TiP: Could you describe the pedagogy behind the teaching process of a foreign language, especially French?
FH: Pedagogy in the education of French, or any language for that matter, is never fixed. Language is a living element, in permanent evolution, so its teaching process must also advance with the language. Today, we teach French more and more with the objective of immediate communication. Someone who studies French must be capable in a couple of hours to interact, even really simply, with a native. [...] We are more and more pragmatic, and flexible: every student has his or her particular background, native country, aptitudes, objectives... Education follows and adapts to this criteria. We do not teach a 25-year-old multilingual student as we would a 50-year-old monolingual student.
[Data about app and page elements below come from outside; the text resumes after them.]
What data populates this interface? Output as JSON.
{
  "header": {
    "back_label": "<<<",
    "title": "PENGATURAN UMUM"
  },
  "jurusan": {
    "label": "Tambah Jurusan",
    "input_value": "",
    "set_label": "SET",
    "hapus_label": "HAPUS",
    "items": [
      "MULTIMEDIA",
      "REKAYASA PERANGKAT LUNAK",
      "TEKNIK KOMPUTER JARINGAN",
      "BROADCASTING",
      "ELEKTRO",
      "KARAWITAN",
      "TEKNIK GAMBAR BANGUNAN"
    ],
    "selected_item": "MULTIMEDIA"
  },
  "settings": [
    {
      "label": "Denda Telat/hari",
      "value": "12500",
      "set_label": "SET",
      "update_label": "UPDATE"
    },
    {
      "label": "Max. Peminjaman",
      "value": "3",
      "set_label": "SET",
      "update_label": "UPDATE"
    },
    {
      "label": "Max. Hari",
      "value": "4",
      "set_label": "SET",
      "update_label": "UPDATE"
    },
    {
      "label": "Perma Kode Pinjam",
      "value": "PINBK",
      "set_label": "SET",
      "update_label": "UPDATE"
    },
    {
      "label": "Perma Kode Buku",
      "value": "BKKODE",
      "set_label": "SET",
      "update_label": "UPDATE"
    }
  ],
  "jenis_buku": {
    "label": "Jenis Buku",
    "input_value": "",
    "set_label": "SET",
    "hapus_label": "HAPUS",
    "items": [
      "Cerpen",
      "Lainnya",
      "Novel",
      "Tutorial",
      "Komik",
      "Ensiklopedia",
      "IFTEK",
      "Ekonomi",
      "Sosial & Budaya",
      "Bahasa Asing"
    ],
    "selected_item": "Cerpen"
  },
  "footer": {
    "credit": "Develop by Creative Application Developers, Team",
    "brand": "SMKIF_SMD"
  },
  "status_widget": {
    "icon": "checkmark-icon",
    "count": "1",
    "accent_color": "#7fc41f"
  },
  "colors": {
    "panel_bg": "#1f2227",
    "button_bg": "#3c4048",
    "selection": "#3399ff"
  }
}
TiP: What would you say are the biggest challenges your students have?
FH: [Some students find it a challenge] to remain motivated, [...] to persevere,[...] and to spend time memorising. [Others have difficulty in] choosing the right type of programme for them: online, in class, private, in a group setting, etc. One should make an informed selection among the best applications which flourish each day on the internet so as not to drift and become scattered amid the multitude of good and less good resources which exist online. Choose one or two, and not fifteen. [One must] especially find pleasure in learning. Scientific studies prove that pleasure sparks efficient learning!
Harang and Polkowska are not the only ones who believe in the efficiency of foreign films, plays, and subtitles for educational purposes. Martine Danal says that subtitling can increase language comprehension and leads to additional cognitive benefits, such as greater depth of processing, and Isabel Borris and Robert Lafayette found in a study of French students that "developing learners taste for subtitles would increase learners interest in maintaining and/or increasing their knowledge of the foreign language outside the academic setting." It would seem that the vote is unanimous and that the best way to learn about a new culture, and its language, is to be fully immersed in it, be it for a year and a half, or an hour and a half. As Ben Franklin once said,
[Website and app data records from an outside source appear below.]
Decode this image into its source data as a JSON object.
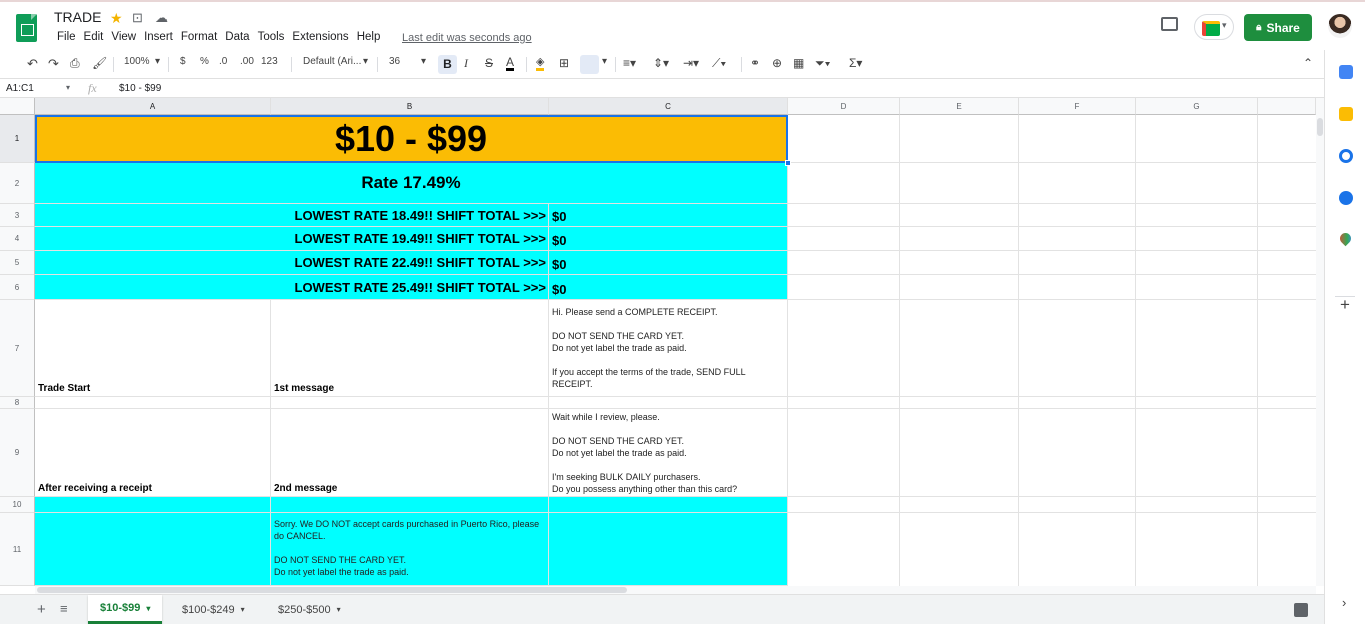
{
  "app": {
    "doc_title": "TRADE",
    "menu": [
      "File",
      "Edit",
      "View",
      "Insert",
      "Format",
      "Data",
      "Tools",
      "Extensions",
      "Help"
    ],
    "last_edit": "Last edit was seconds ago",
    "share_label": "Share"
  },
  "toolbar": {
    "zoom": "100%",
    "currency": "$",
    "percent": "%",
    "dec_decrease": ".0",
    "dec_increase": ".00",
    "format_more": "123",
    "font": "Default (Ari...",
    "font_size": "36",
    "bold": "B",
    "italic": "I",
    "strike": "S",
    "text_color": "A"
  },
  "formula_bar": {
    "name_box": "A1:C1",
    "fx": "fx",
    "value": "$10 - $99"
  },
  "columns": [
    "A",
    "B",
    "C",
    "D",
    "E",
    "F",
    "G"
  ],
  "rows": [
    "1",
    "2",
    "3",
    "4",
    "5",
    "6",
    "7",
    "8",
    "9",
    "10",
    "11"
  ],
  "cells": {
    "title": "$10 - $99",
    "rate": "Rate 17.49%",
    "shift_rows": [
      {
        "label": "LOWEST RATE 18.49!!    SHIFT TOTAL >>>",
        "total": "$0"
      },
      {
        "label": "LOWEST RATE 19.49!!    SHIFT TOTAL >>>",
        "total": "$0"
      },
      {
        "label": "LOWEST RATE 22.49!!    SHIFT TOTAL >>>",
        "total": "$0"
      },
      {
        "label": "LOWEST RATE 25.49!!    SHIFT TOTAL >>>",
        "total": "$0"
      }
    ],
    "row7": {
      "a": "Trade Start",
      "b": "1st message",
      "c": "Hi. Please send a COMPLETE RECEIPT.\n\nDO NOT SEND THE CARD YET.\nDo not yet label the trade as paid.\n\nIf you accept the terms of the trade, SEND FULL RECEIPT."
    },
    "row9": {
      "a": "After receiving a receipt",
      "b": "2nd message",
      "c": "Wait while I review, please.\n\nDO NOT SEND THE CARD YET.\nDo not yet label the trade as paid.\n\nI'm seeking BULK DAILY purchasers.\nDo you possess anything other than this card?"
    },
    "row11": {
      "b": "Sorry. We DO NOT accept cards purchased in Puerto Rico, please do CANCEL.\n\nDO NOT SEND THE CARD YET.\nDo not yet label the trade as paid."
    }
  },
  "sheets": [
    "$10-$99",
    "$100-$249",
    "$250-$500"
  ],
  "colors": {
    "header_fill": "#fbbc04",
    "cyan_fill": "#00ffff",
    "share": "#1e8e3e",
    "active_tab": "#188038"
  }
}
"Tell me and I forget, teach me and I may remember, involve me, and I learn."